Try it: In the listing below, every line with the word "Michael" needs to be copied.

- Opening Delimiter -

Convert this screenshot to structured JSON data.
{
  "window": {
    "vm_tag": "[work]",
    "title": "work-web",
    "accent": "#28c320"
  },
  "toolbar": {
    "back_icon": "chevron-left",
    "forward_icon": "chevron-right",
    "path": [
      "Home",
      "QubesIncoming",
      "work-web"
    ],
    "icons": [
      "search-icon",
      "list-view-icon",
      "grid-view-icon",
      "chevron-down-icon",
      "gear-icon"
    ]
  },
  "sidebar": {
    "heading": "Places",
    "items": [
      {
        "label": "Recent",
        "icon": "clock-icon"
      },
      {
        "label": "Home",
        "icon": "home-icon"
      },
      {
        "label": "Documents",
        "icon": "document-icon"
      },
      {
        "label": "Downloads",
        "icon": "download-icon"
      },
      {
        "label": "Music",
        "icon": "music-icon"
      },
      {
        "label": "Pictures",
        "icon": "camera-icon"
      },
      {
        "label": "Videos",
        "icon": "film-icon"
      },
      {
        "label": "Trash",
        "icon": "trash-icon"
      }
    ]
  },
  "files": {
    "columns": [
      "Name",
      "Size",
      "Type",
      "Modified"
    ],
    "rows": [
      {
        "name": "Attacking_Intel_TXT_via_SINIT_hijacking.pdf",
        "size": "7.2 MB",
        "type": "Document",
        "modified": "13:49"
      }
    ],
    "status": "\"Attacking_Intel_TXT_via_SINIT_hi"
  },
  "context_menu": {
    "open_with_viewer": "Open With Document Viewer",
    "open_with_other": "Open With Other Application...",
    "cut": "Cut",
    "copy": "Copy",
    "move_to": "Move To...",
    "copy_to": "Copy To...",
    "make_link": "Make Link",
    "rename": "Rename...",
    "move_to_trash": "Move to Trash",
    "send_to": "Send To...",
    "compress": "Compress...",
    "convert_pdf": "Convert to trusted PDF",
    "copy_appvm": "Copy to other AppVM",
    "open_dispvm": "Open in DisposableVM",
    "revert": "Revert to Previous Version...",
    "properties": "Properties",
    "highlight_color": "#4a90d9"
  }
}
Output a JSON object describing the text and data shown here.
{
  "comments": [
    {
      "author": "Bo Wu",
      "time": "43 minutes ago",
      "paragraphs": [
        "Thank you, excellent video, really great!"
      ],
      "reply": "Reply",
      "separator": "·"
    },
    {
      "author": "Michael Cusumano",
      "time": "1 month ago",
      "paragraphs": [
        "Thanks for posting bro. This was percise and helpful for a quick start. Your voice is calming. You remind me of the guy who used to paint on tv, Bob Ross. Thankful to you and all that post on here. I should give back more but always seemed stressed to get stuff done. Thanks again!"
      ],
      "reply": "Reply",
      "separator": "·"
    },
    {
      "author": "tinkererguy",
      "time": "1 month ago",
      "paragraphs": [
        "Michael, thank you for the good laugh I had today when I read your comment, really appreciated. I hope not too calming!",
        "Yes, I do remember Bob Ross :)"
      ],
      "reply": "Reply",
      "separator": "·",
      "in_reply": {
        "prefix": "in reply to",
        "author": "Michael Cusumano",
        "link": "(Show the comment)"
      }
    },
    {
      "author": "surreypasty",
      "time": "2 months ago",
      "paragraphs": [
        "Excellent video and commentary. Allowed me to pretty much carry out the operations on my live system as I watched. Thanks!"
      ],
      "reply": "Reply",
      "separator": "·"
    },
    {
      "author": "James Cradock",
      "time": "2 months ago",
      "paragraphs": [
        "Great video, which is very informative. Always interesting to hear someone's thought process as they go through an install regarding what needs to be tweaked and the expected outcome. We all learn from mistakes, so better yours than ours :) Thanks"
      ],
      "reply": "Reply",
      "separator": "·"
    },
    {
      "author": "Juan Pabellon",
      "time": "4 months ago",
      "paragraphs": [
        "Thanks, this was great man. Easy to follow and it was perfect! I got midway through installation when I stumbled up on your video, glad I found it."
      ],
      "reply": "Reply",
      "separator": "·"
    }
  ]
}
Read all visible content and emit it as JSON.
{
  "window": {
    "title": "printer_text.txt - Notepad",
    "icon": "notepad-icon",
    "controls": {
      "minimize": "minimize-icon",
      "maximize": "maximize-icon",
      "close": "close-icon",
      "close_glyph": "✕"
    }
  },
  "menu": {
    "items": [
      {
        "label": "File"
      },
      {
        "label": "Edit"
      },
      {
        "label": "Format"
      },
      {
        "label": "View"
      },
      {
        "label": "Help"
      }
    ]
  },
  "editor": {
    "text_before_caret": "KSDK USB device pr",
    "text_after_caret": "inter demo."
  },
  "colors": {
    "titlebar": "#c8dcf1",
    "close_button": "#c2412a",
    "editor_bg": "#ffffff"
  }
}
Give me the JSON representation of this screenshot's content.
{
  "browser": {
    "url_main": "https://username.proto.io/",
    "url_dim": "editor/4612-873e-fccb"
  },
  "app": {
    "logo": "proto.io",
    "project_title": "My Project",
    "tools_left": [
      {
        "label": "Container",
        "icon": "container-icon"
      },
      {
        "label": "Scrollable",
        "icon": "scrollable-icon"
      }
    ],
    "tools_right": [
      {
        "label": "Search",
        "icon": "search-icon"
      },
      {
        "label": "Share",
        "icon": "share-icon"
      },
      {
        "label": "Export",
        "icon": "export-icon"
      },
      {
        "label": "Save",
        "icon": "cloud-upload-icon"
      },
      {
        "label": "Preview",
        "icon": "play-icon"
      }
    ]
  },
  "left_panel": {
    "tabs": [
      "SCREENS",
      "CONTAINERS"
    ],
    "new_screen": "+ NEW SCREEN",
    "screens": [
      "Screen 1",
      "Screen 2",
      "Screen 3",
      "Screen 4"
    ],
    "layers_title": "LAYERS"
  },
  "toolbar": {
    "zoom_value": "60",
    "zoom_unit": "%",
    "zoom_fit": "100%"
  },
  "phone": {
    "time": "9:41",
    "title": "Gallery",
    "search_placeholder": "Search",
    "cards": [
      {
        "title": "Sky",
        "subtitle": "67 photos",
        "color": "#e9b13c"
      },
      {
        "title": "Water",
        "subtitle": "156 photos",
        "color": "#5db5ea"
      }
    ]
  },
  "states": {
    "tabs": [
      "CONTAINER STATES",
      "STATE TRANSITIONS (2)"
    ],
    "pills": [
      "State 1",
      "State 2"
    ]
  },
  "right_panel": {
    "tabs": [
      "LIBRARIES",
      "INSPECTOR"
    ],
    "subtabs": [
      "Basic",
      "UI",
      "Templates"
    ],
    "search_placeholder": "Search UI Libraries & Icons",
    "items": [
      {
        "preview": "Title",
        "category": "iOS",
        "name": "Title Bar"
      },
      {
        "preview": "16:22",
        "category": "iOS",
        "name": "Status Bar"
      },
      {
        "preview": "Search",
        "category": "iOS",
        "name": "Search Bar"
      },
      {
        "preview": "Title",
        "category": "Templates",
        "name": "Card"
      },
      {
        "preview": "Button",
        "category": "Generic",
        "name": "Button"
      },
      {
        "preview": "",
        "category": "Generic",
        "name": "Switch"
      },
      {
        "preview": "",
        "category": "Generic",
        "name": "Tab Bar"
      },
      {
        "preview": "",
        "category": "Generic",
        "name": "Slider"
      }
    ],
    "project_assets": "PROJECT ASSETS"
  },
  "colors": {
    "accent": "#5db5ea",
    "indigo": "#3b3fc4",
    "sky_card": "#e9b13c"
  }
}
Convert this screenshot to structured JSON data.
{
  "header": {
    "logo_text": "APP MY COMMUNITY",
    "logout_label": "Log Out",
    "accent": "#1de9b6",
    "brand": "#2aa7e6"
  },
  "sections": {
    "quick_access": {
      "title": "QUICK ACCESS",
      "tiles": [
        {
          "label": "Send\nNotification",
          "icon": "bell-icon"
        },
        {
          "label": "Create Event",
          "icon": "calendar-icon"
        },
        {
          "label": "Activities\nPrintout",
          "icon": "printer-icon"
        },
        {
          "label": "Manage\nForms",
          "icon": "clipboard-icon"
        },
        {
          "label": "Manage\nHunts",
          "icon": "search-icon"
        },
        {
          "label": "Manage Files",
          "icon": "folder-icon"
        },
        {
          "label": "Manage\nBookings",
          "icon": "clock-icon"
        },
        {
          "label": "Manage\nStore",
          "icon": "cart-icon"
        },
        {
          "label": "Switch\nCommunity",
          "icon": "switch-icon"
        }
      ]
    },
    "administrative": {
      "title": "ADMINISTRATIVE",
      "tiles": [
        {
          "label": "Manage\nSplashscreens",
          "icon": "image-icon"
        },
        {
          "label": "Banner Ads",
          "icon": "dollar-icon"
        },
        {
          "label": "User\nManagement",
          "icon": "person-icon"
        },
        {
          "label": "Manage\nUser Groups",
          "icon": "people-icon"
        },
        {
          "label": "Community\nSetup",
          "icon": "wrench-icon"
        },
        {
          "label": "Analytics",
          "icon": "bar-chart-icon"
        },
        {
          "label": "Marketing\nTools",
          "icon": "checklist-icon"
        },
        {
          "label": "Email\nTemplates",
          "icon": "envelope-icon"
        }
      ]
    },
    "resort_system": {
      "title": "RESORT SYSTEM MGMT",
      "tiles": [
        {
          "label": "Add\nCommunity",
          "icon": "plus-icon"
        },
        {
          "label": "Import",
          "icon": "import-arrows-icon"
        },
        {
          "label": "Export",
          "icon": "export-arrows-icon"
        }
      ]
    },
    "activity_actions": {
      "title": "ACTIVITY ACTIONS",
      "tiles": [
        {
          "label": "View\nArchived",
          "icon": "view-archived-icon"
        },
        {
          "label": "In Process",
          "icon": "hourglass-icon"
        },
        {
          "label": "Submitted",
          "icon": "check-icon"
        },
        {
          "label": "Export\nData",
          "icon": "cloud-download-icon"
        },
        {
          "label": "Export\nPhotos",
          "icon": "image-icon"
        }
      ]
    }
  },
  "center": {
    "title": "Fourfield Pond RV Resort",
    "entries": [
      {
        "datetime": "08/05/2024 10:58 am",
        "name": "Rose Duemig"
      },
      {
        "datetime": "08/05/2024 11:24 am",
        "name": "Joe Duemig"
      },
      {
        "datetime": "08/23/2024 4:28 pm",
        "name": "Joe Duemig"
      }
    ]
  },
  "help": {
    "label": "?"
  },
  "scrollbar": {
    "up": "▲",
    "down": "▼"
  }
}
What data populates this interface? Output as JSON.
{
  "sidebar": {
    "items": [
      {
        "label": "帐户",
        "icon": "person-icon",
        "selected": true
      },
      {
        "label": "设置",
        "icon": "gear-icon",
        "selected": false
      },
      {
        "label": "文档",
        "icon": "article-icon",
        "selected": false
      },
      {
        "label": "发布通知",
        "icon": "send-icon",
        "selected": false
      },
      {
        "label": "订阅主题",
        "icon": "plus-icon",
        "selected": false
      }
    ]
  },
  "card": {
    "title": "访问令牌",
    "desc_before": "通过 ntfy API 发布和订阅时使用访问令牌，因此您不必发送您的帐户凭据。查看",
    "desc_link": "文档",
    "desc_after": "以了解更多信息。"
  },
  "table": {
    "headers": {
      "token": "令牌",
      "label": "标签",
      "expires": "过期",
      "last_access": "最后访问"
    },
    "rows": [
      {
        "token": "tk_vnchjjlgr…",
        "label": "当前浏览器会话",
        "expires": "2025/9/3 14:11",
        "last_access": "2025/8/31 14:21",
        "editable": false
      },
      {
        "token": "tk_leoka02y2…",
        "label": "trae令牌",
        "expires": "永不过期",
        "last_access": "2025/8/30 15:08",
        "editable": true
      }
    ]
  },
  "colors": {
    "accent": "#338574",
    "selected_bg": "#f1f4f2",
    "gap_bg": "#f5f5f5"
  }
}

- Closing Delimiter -

Solution for this task:
      "author": "Michael Cusumano",
        "Michael, thank you for the good laugh I had today when I read your comment, really appreciated. I hope not too calming!",
        "author": "Michael Cusumano",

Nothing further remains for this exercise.